ABOUT THIS TASK
Restate every line below word for word, but drop each picture.

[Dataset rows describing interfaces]
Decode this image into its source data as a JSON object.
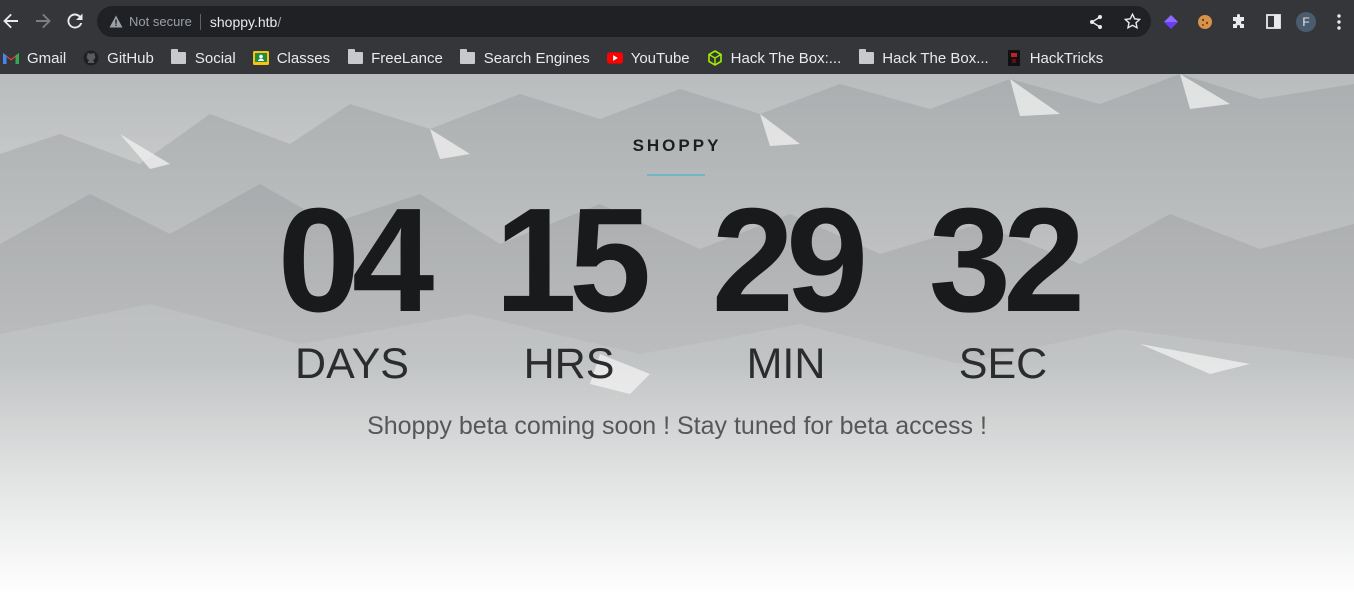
{
  "browser": {
    "security_label": "Not secure",
    "url_host": "shoppy.htb",
    "url_path": "/",
    "profile_initial": "F"
  },
  "bookmarks": [
    {
      "label": "Gmail",
      "icon": "gmail-icon"
    },
    {
      "label": "GitHub",
      "icon": "github-icon"
    },
    {
      "label": "Social",
      "icon": "folder-icon"
    },
    {
      "label": "Classes",
      "icon": "classroom-icon"
    },
    {
      "label": "FreeLance",
      "icon": "folder-icon"
    },
    {
      "label": "Search Engines",
      "icon": "folder-icon"
    },
    {
      "label": "YouTube",
      "icon": "youtube-icon"
    },
    {
      "label": "Hack The Box:...",
      "icon": "htb-icon"
    },
    {
      "label": "Hack The Box...",
      "icon": "folder-icon"
    },
    {
      "label": "HackTricks",
      "icon": "hacktricks-icon"
    }
  ],
  "page": {
    "brand": "SHOPPY",
    "countdown": [
      {
        "value": "04",
        "label": "DAYS"
      },
      {
        "value": "15",
        "label": "HRS"
      },
      {
        "value": "29",
        "label": "MIN"
      },
      {
        "value": "32",
        "label": "SEC"
      }
    ],
    "tagline": "Shoppy beta coming soon ! Stay tuned for beta access !"
  },
  "colors": {
    "toolbar": "#35363a",
    "omnibox": "#202124",
    "accent_line": "#6fb8c2",
    "digits": "#181a1b"
  }
}
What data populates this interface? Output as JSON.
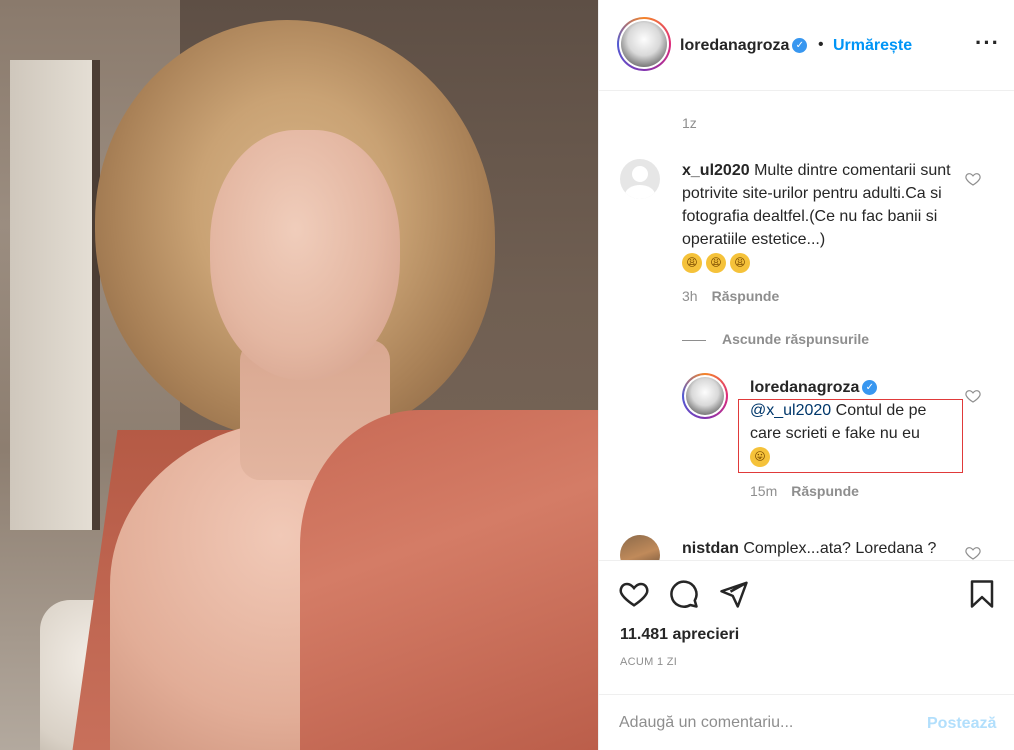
{
  "post": {
    "author": "loredanagroza",
    "follow_label": "Urmărește",
    "dot": "•",
    "more": "···",
    "caption_time": "1z"
  },
  "comments": [
    {
      "user": "x_ul2020",
      "text": "Multe dintre comentarii sunt potrivite site-urilor pentru adulti.Ca si fotografia dealtfel.(Ce nu fac banii si operatiile estetice...)",
      "emojis": [
        "😩",
        "😩",
        "😩"
      ],
      "time": "3h",
      "reply_label": "Răspunde"
    }
  ],
  "hide_replies_label": "Ascunde răspunsurile",
  "reply": {
    "user": "loredanagroza",
    "mention": "@x_ul2020",
    "text": " Contul de pe care scrieti e fake nu eu",
    "emoji": "😛",
    "time": "15m",
    "reply_label": "Răspunde"
  },
  "partial_comment": {
    "user": "nistdan",
    "text": "Complex...ata? Loredana ?"
  },
  "actions": {
    "likes": "11.481 aprecieri",
    "ago": "ACUM 1 ZI"
  },
  "add_comment": {
    "placeholder": "Adaugă un comentariu...",
    "post_label": "Postează"
  },
  "icons": {
    "heart": "heart-icon",
    "comment": "comment-icon",
    "share": "share-icon",
    "save": "bookmark-icon",
    "more": "more-options-icon",
    "verified": "verified-badge-icon"
  },
  "colors": {
    "link_blue": "#0095f6",
    "post_disabled": "#b2dffc",
    "highlight_box": "#e03a3a",
    "muted": "#8e8e8e"
  }
}
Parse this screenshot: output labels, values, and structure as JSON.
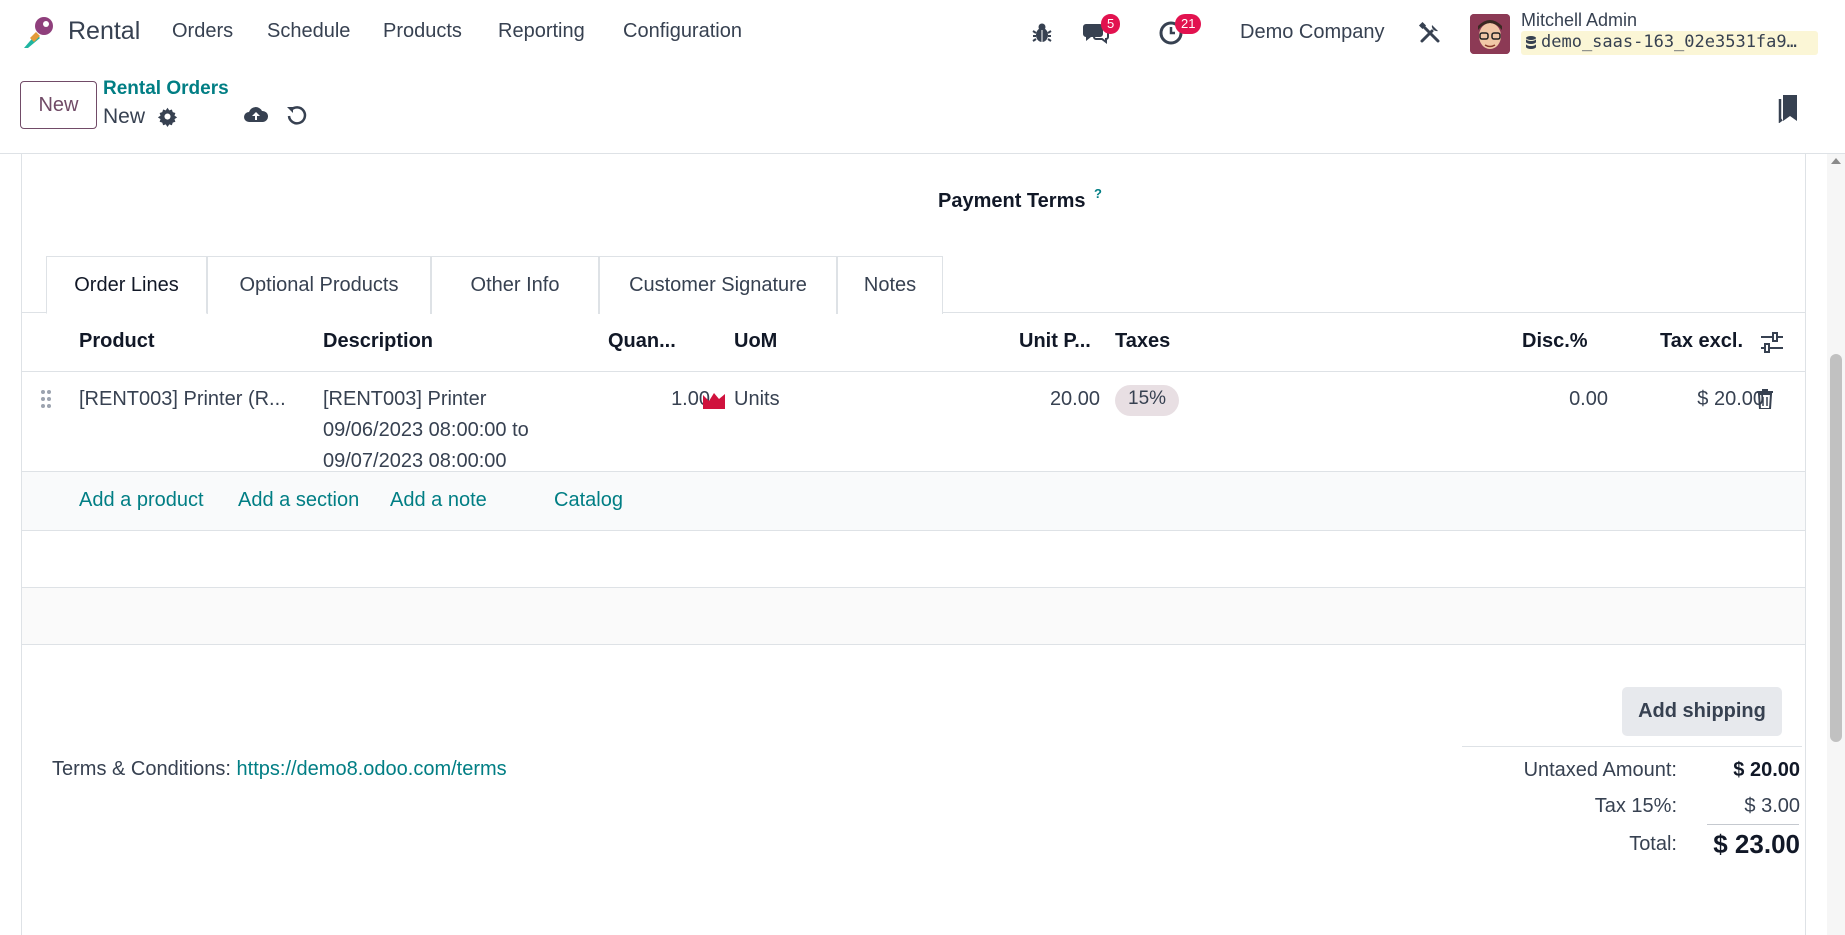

SOLUTION TO THE EXERCISE
Decode this image into its source data as a JSON object.
{
  "browser": {
    "security_label": "Not secure",
    "url_host": "shoppy.htb",
    "url_path": "/",
    "profile_initial": "F"
  },
  "bookmarks": [
    {
      "label": "Gmail",
      "icon": "gmail-icon"
    },
    {
      "label": "GitHub",
      "icon": "github-icon"
    },
    {
      "label": "Social",
      "icon": "folder-icon"
    },
    {
      "label": "Classes",
      "icon": "classroom-icon"
    },
    {
      "label": "FreeLance",
      "icon": "folder-icon"
    },
    {
      "label": "Search Engines",
      "icon": "folder-icon"
    },
    {
      "label": "YouTube",
      "icon": "youtube-icon"
    },
    {
      "label": "Hack The Box:...",
      "icon": "htb-icon"
    },
    {
      "label": "Hack The Box...",
      "icon": "folder-icon"
    },
    {
      "label": "HackTricks",
      "icon": "hacktricks-icon"
    }
  ],
  "page": {
    "brand": "SHOPPY",
    "countdown": [
      {
        "value": "04",
        "label": "DAYS"
      },
      {
        "value": "15",
        "label": "HRS"
      },
      {
        "value": "29",
        "label": "MIN"
      },
      {
        "value": "32",
        "label": "SEC"
      }
    ],
    "tagline": "Shoppy beta coming soon ! Stay tuned for beta access !"
  },
  "colors": {
    "toolbar": "#35363a",
    "omnibox": "#202124",
    "accent_line": "#6fb8c2",
    "digits": "#181a1b"
  }
}
What data populates this interface? Output as JSON.
{
  "post": {
    "author": "loredanagroza",
    "follow_label": "Urmărește",
    "dot": "•",
    "more": "···",
    "caption_time": "1z"
  },
  "comments": [
    {
      "user": "x_ul2020",
      "text": "Multe dintre comentarii sunt potrivite site-urilor pentru adulti.Ca si fotografia dealtfel.(Ce nu fac banii si operatiile estetice...)",
      "emojis": [
        "😩",
        "😩",
        "😩"
      ],
      "time": "3h",
      "reply_label": "Răspunde"
    }
  ],
  "hide_replies_label": "Ascunde răspunsurile",
  "reply": {
    "user": "loredanagroza",
    "mention": "@x_ul2020",
    "text": " Contul de pe care scrieti e fake nu eu",
    "emoji": "😛",
    "time": "15m",
    "reply_label": "Răspunde"
  },
  "partial_comment": {
    "user": "nistdan",
    "text": "Complex...ata? Loredana ?"
  },
  "actions": {
    "likes": "11.481 aprecieri",
    "ago": "ACUM 1 ZI"
  },
  "add_comment": {
    "placeholder": "Adaugă un comentariu...",
    "post_label": "Postează"
  },
  "icons": {
    "heart": "heart-icon",
    "comment": "comment-icon",
    "share": "share-icon",
    "save": "bookmark-icon",
    "more": "more-options-icon",
    "verified": "verified-badge-icon"
  },
  "colors": {
    "link_blue": "#0095f6",
    "post_disabled": "#b2dffc",
    "highlight_box": "#e03a3a",
    "muted": "#8e8e8e"
  }
}
Parse this screenshot: output labels, values, and structure as JSON.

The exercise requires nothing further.